Walt came up with the idea for "Snow White" when he was only 15, working as a newsboy in Kansas City. He saw a major presentation of a silent film version of the tale starring Marguerite Clark. The screening was held at the city's Convention Hall in February, 1917, and the film was projected onto a four-sided screen using four separate projectors. The movie made a tremendous impression on the young viewer because he was sitting where he could see two sides of the screen at once, and they were not quite in sync.

For a while after its release the film was the highest-grossing motion picture of all time, until it was finally surpassed by "Gone With the Wind" a couple of years later. This statistic is all the more surprising when one realizes that children were paying a dime to get into the theaters in 1937, and the film, of course, had great appeal to that age group. The original worldwide gross was $8.5 million, a figure that would translate into several hundreds of millions of dollars today. In England, the film was deemed too scary for children, and those under 16 had to be accompanied by a parent.

"Snow White" was the first animated feature film ever. Costing $1.4 million, and featuring such classic songs as "Someday My Prince Will Come," "Heigh Ho," and "Whistle While You Work," the film was in production for three years and utilized more than 750 artists. From many who auditioned for the voice of Snow White (Walt turned down Deanna Durbin), he chose the young singer Adriana Caselotti. Harry Stockwell, the father of Dean Stockwell, did the voice of the prince, and many radio and screen personalities were selected for other roles, including Lucille LaVerne as the Queen and Billy Gilbert as Sneezy. Pinto Colvig (Goofy) did the voice of two of the Dwarfs.

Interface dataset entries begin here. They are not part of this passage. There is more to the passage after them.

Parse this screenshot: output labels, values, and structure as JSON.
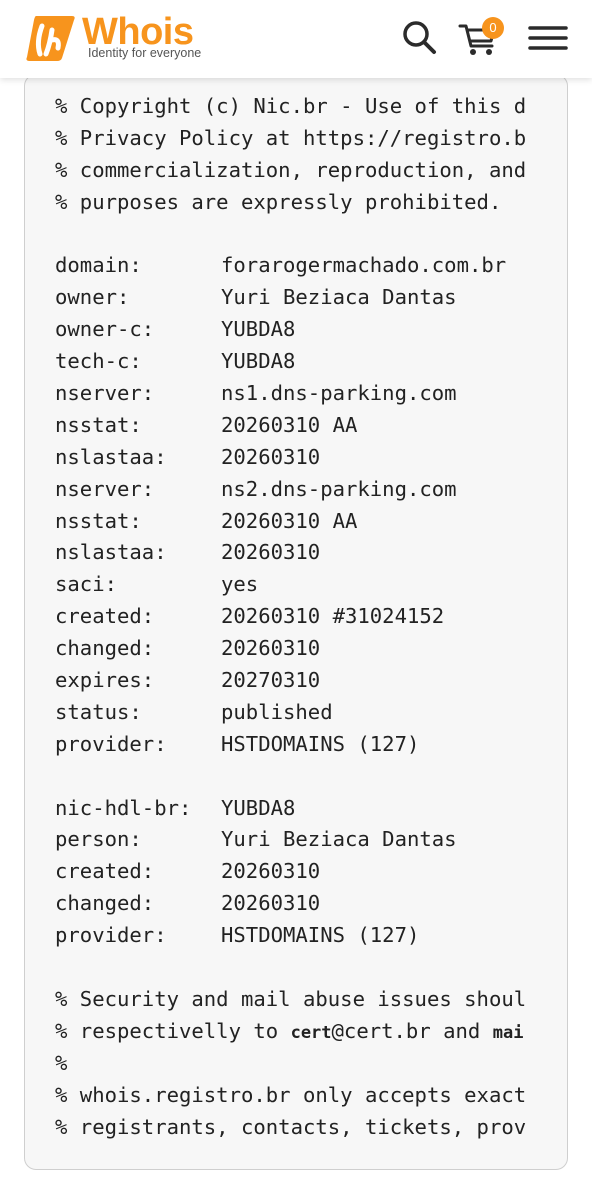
{
  "colors": {
    "brand_orange": "#f7941d",
    "icon_dark": "#2b2b2b",
    "card_bg": "#f7f7f7",
    "card_border": "#cfcfcf",
    "text": "#222222"
  },
  "header": {
    "logo_text": "Whois",
    "tagline": "Identity for everyone",
    "search_icon": "search-icon",
    "cart_icon": "cart-icon",
    "cart_count": "0",
    "menu_icon": "hamburger-menu-icon"
  },
  "whois": {
    "notice_top": [
      "% Copyright (c) Nic.br - Use of this d",
      "% Privacy Policy at https://registro.b",
      "% commercialization, reproduction, and",
      "% purposes are expressly prohibited."
    ],
    "domain_record": [
      {
        "key": "domain:",
        "value": "forarogermachado.com.br"
      },
      {
        "key": "owner:",
        "value": "Yuri Beziaca Dantas"
      },
      {
        "key": "owner-c:",
        "value": "YUBDA8"
      },
      {
        "key": "tech-c:",
        "value": "YUBDA8"
      },
      {
        "key": "nserver:",
        "value": "ns1.dns-parking.com"
      },
      {
        "key": "nsstat:",
        "value": "20260310 AA"
      },
      {
        "key": "nslastaa:",
        "value": "20260310"
      },
      {
        "key": "nserver:",
        "value": "ns2.dns-parking.com"
      },
      {
        "key": "nsstat:",
        "value": "20260310 AA"
      },
      {
        "key": "nslastaa:",
        "value": "20260310"
      },
      {
        "key": "saci:",
        "value": "yes"
      },
      {
        "key": "created:",
        "value": "20260310 #31024152"
      },
      {
        "key": "changed:",
        "value": "20260310"
      },
      {
        "key": "expires:",
        "value": "20270310"
      },
      {
        "key": "status:",
        "value": "published"
      },
      {
        "key": "provider:",
        "value": "HSTDOMAINS (127)"
      }
    ],
    "contact_record": [
      {
        "key": "nic-hdl-br:",
        "value": "YUBDA8"
      },
      {
        "key": "person:",
        "value": "Yuri Beziaca Dantas"
      },
      {
        "key": "created:",
        "value": "20260310"
      },
      {
        "key": "changed:",
        "value": "20260310"
      },
      {
        "key": "provider:",
        "value": "HSTDOMAINS (127)"
      }
    ],
    "notice_bottom": {
      "line1": "% Security and mail abuse issues shoul",
      "line2_prefix": "% respectivelly to ",
      "line2_bold1": "cert",
      "line2_mid": "@cert.br and ",
      "line2_bold2": "mai",
      "line3": "%",
      "line4": "% whois.registro.br only accepts exact",
      "line5": "% registrants, contacts, tickets, prov"
    }
  }
}
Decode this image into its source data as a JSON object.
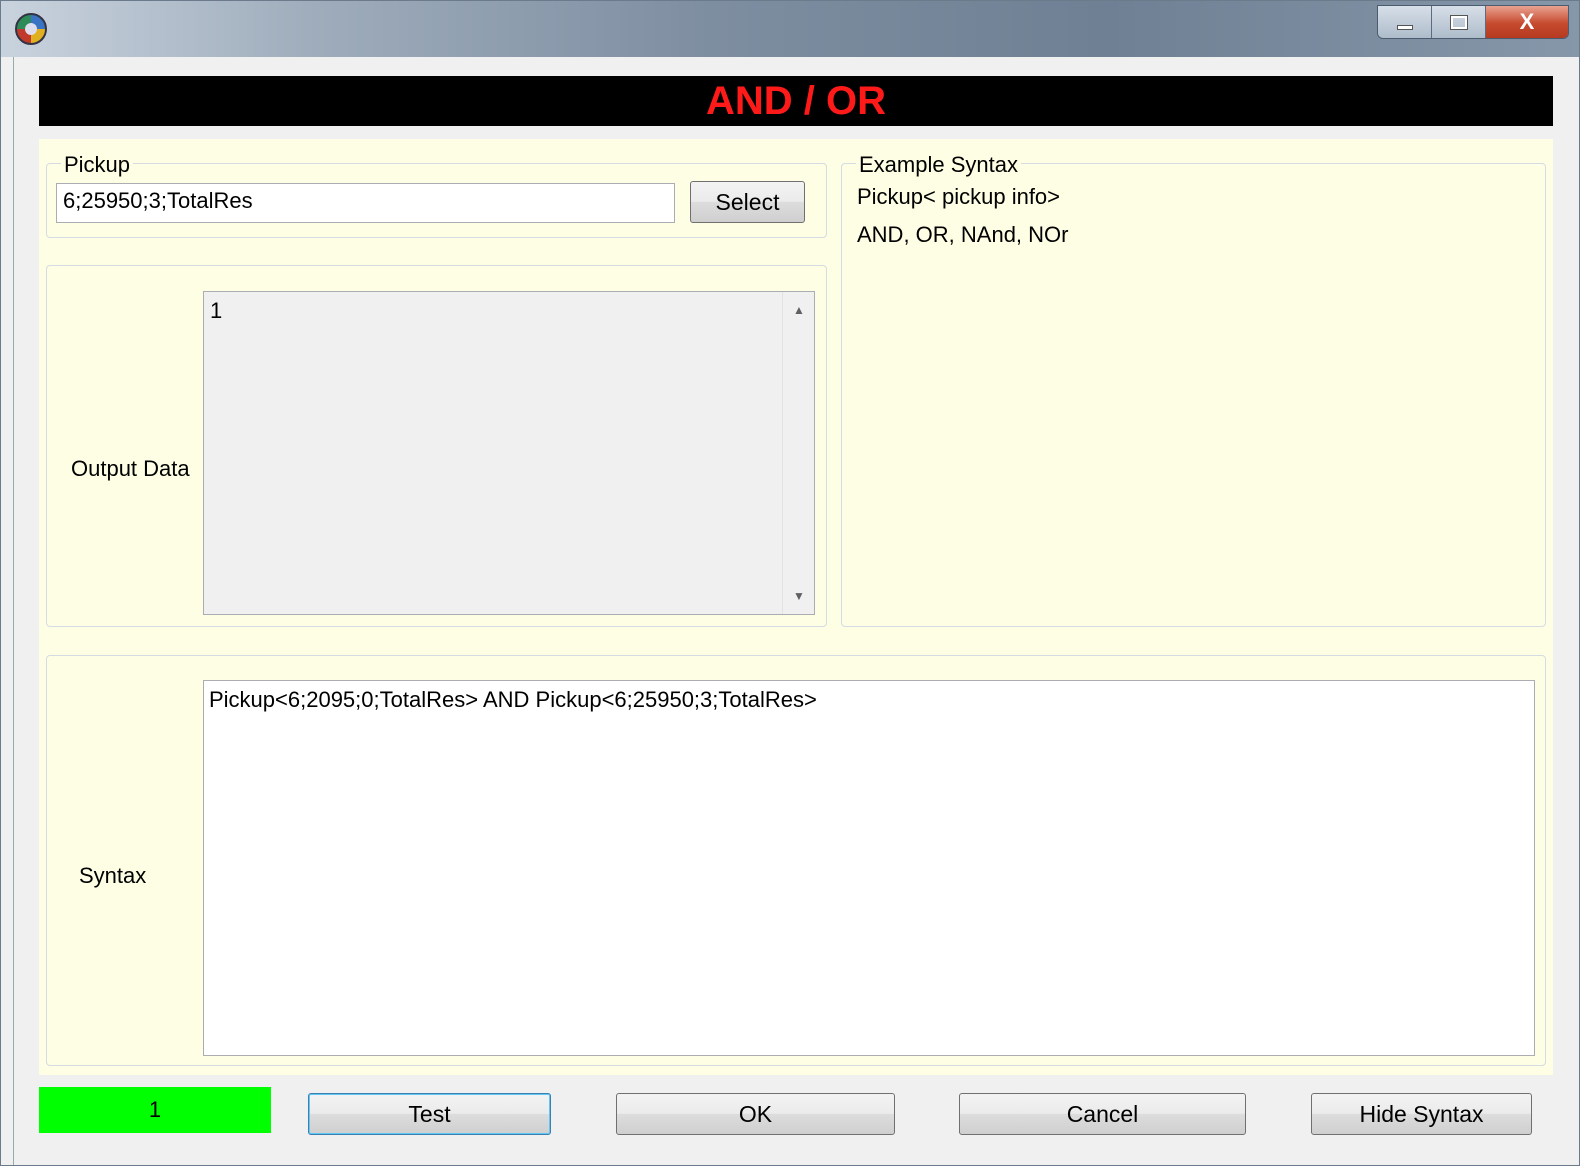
{
  "window": {
    "title": "",
    "controls": {
      "minimize": "minimize",
      "maximize": "maximize",
      "close": "X"
    }
  },
  "header": {
    "title": "AND / OR",
    "title_color": "#ff1a1a",
    "background": "#000000"
  },
  "pickup": {
    "legend": "Pickup",
    "value": "6;25950;3;TotalRes",
    "select_label": "Select"
  },
  "output": {
    "label": "Output Data",
    "value": "1"
  },
  "example": {
    "legend": "Example Syntax",
    "line1": "Pickup< pickup info>",
    "line2": "AND, OR, NAnd, NOr"
  },
  "syntax": {
    "label": "Syntax",
    "value": "Pickup<6;2095;0;TotalRes> AND Pickup<6;25950;3;TotalRes>"
  },
  "footer": {
    "status_value": "1",
    "status_color": "#00ff00",
    "test_label": "Test",
    "ok_label": "OK",
    "cancel_label": "Cancel",
    "hide_syntax_label": "Hide Syntax"
  },
  "icons": {
    "app": "app-icon",
    "scroll_up": "scroll-up-arrow-icon",
    "scroll_down": "scroll-down-arrow-icon"
  }
}
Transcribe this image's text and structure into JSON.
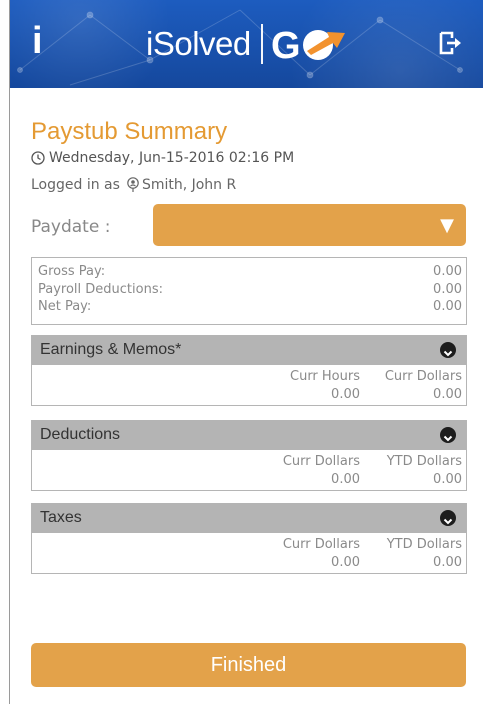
{
  "header": {
    "info_label": "i",
    "logo_text": "iSolved",
    "logo_badge": "GO",
    "accent_color": "#1a55b1"
  },
  "page": {
    "title": "Paystub Summary",
    "datetime": "Wednesday, Jun-15-2016 02:16 PM",
    "logged_in_prefix": "Logged in as",
    "user_name": "Smith, John R"
  },
  "paydate": {
    "label": "Paydate :",
    "selected": "",
    "color": "#e3a24a"
  },
  "summary": {
    "rows": [
      {
        "label": "Gross Pay:",
        "value": "0.00"
      },
      {
        "label": "Payroll Deductions:",
        "value": "0.00"
      },
      {
        "label": "Net Pay:",
        "value": "0.00"
      }
    ]
  },
  "sections": {
    "earnings": {
      "title": "Earnings & Memos*",
      "col1_header": "Curr Hours",
      "col1_value": "0.00",
      "col2_header": "Curr Dollars",
      "col2_value": "0.00"
    },
    "deductions": {
      "title": "Deductions",
      "col1_header": "Curr Dollars",
      "col1_value": "0.00",
      "col2_header": "YTD Dollars",
      "col2_value": "0.00"
    },
    "taxes": {
      "title": "Taxes",
      "col1_header": "Curr Dollars",
      "col1_value": "0.00",
      "col2_header": "YTD Dollars",
      "col2_value": "0.00"
    }
  },
  "footer": {
    "finish_label": "Finished"
  },
  "icons": {
    "clock": "clock-icon",
    "user": "user-pin-icon",
    "logout": "logout-icon",
    "dropdown": "caret-down-icon",
    "section_toggle": "chevron-down-circle-icon"
  }
}
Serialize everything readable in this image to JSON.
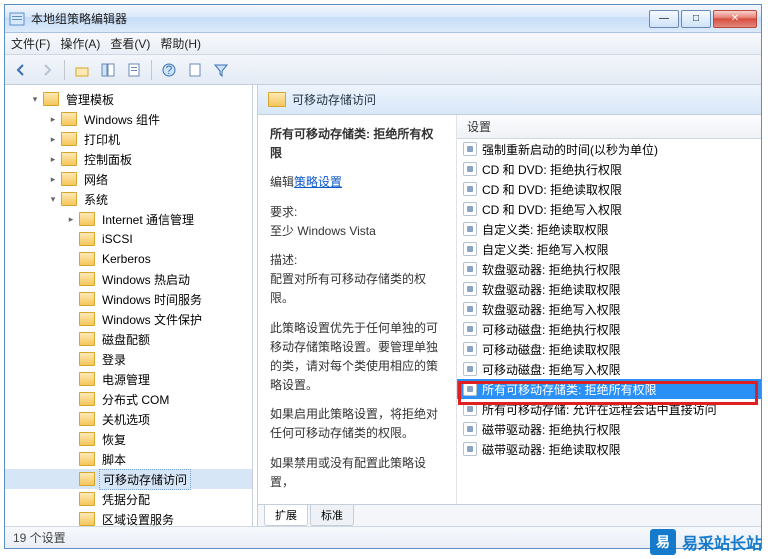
{
  "window": {
    "title": "本地组策略编辑器"
  },
  "menu": {
    "file": "文件(F)",
    "action": "操作(A)",
    "view": "查看(V)",
    "help": "帮助(H)"
  },
  "tree": {
    "root": "管理模板",
    "items_top": [
      "Windows 组件",
      "打印机",
      "控制面板",
      "网络"
    ],
    "system": "系统",
    "system_items": [
      "Internet 通信管理",
      "iSCSI",
      "Kerberos",
      "Windows 热启动",
      "Windows 时间服务",
      "Windows 文件保护",
      "磁盘配额",
      "登录",
      "电源管理",
      "分布式 COM",
      "关机选项",
      "恢复",
      "脚本",
      "可移动存储访问",
      "凭据分配",
      "区域设置服务"
    ],
    "selected_index": 13
  },
  "detail": {
    "header": "可移动存储访问",
    "policy_title": "所有可移动存储类: 拒绝所有权限",
    "edit_label": "编辑",
    "edit_link": "策略设置",
    "req_label": "要求:",
    "req_value": "至少 Windows Vista",
    "desc_label": "描述:",
    "desc_p1": "配置对所有可移动存储类的权限。",
    "desc_p2": "此策略设置优先于任何单独的可移动存储策略设置。要管理单独的类，请对每个类使用相应的策略设置。",
    "desc_p3": "如果启用此策略设置，将拒绝对任何可移动存储类的权限。",
    "desc_p4": "如果禁用或没有配置此策略设置，"
  },
  "list": {
    "header": "设置",
    "items": [
      "强制重新启动的时间(以秒为单位)",
      "CD 和 DVD: 拒绝执行权限",
      "CD 和 DVD: 拒绝读取权限",
      "CD 和 DVD: 拒绝写入权限",
      "自定义类: 拒绝读取权限",
      "自定义类: 拒绝写入权限",
      "软盘驱动器: 拒绝执行权限",
      "软盘驱动器: 拒绝读取权限",
      "软盘驱动器: 拒绝写入权限",
      "可移动磁盘: 拒绝执行权限",
      "可移动磁盘: 拒绝读取权限",
      "可移动磁盘: 拒绝写入权限",
      "所有可移动存储类: 拒绝所有权限",
      "所有可移动存储: 允许在远程会话中直接访问",
      "磁带驱动器: 拒绝执行权限",
      "磁带驱动器: 拒绝读取权限"
    ],
    "selected_index": 12
  },
  "tabs": {
    "extended": "扩展",
    "standard": "标准"
  },
  "status": "19 个设置",
  "watermark": {
    "badge": "易",
    "text": "易采站长站"
  }
}
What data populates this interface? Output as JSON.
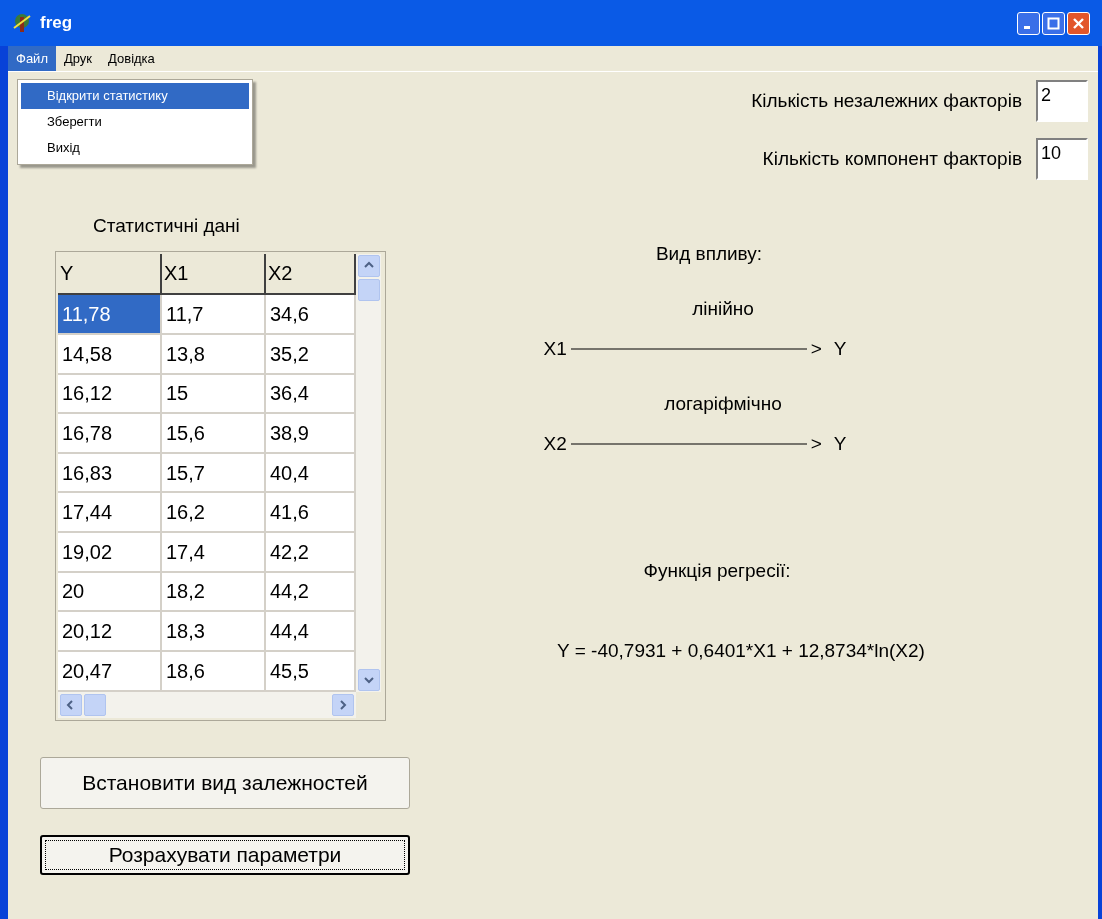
{
  "window": {
    "title": "freg"
  },
  "menu": [
    {
      "label": "Файл",
      "selected": true
    },
    {
      "label": "Друк",
      "selected": false
    },
    {
      "label": "Довідка",
      "selected": false
    }
  ],
  "dropdown": [
    {
      "label": "Відкрити статистику",
      "selected": true
    },
    {
      "label": "Зберегти",
      "selected": false
    },
    {
      "label": "Вихід",
      "selected": false
    }
  ],
  "table": {
    "title": "Статистичні дані",
    "columns": [
      "Y",
      "X1",
      "X2"
    ],
    "rows": [
      {
        "cells": [
          "11,78",
          "11,7",
          "34,6"
        ],
        "selected": [
          true,
          false,
          false
        ]
      },
      {
        "cells": [
          "14,58",
          "13,8",
          "35,2"
        ],
        "selected": [
          false,
          false,
          false
        ]
      },
      {
        "cells": [
          "16,12",
          "15",
          "36,4"
        ],
        "selected": [
          false,
          false,
          false
        ]
      },
      {
        "cells": [
          "16,78",
          "15,6",
          "38,9"
        ],
        "selected": [
          false,
          false,
          false
        ]
      },
      {
        "cells": [
          "16,83",
          "15,7",
          "40,4"
        ],
        "selected": [
          false,
          false,
          false
        ]
      },
      {
        "cells": [
          "17,44",
          "16,2",
          "41,6"
        ],
        "selected": [
          false,
          false,
          false
        ]
      },
      {
        "cells": [
          "19,02",
          "17,4",
          "42,2"
        ],
        "selected": [
          false,
          false,
          false
        ]
      },
      {
        "cells": [
          "20",
          "18,2",
          "44,2"
        ],
        "selected": [
          false,
          false,
          false
        ]
      },
      {
        "cells": [
          "20,12",
          "18,3",
          "44,4"
        ],
        "selected": [
          false,
          false,
          false
        ]
      },
      {
        "cells": [
          "20,47",
          "18,6",
          "45,5"
        ],
        "selected": [
          false,
          false,
          false
        ]
      }
    ]
  },
  "buttons": [
    {
      "label": "Встановити вид залежностей",
      "focused": false
    },
    {
      "label": "Розрахувати параметри",
      "focused": true
    }
  ],
  "fields": [
    {
      "label": "Кількість незалежних факторів",
      "value": "2"
    },
    {
      "label": "Кількість компонент факторів",
      "value": "10"
    }
  ],
  "influence": {
    "title": "Вид впливу:",
    "arrows": [
      {
        "type": "лінійно",
        "from": "X1",
        "head": ">",
        "to": "Y"
      },
      {
        "type": "логаріфмічно",
        "from": "X2",
        "head": ">",
        "to": "Y"
      }
    ]
  },
  "regression": {
    "title": "Функція регресії:",
    "formula": "Y = -40,7931 + 0,6401*X1 + 12,8734*ln(X2)"
  }
}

Supervising director: David Hand. Animators: Hamilton Luske, Grim Natwick, Jack Campbell, Robert Stokes, Les Clark, Milt Kahl, Hugh Frasier, Eric Larson, Marc Davis, Paul Busch, and Antonio Rivera. 83 min. Starring: Adriana Caselotti (Snow White), Harry Stockwell (Prince), Lucille LaVerne (Queen), Billy Gilbert (Sneezy), and Pinto Colvig (Dwarfs). A stage version of the movie played at Radio City Music Hall in New York in 1979. For its 1993 reissue the film was completely restored, being the first ever to be completely digitized by computer, cleaned up, and then printed back to film. The film was reissued eight times, in 1944, 1952, 1958, 1967, 1975, 1983, 1987, and 1993, and released on video in 1994. The film received a special Academy Award® in 1939 consisting of one full-size Oscar® and seven dwarf Oscars, all presented to Walt Disney by Shirley Temple.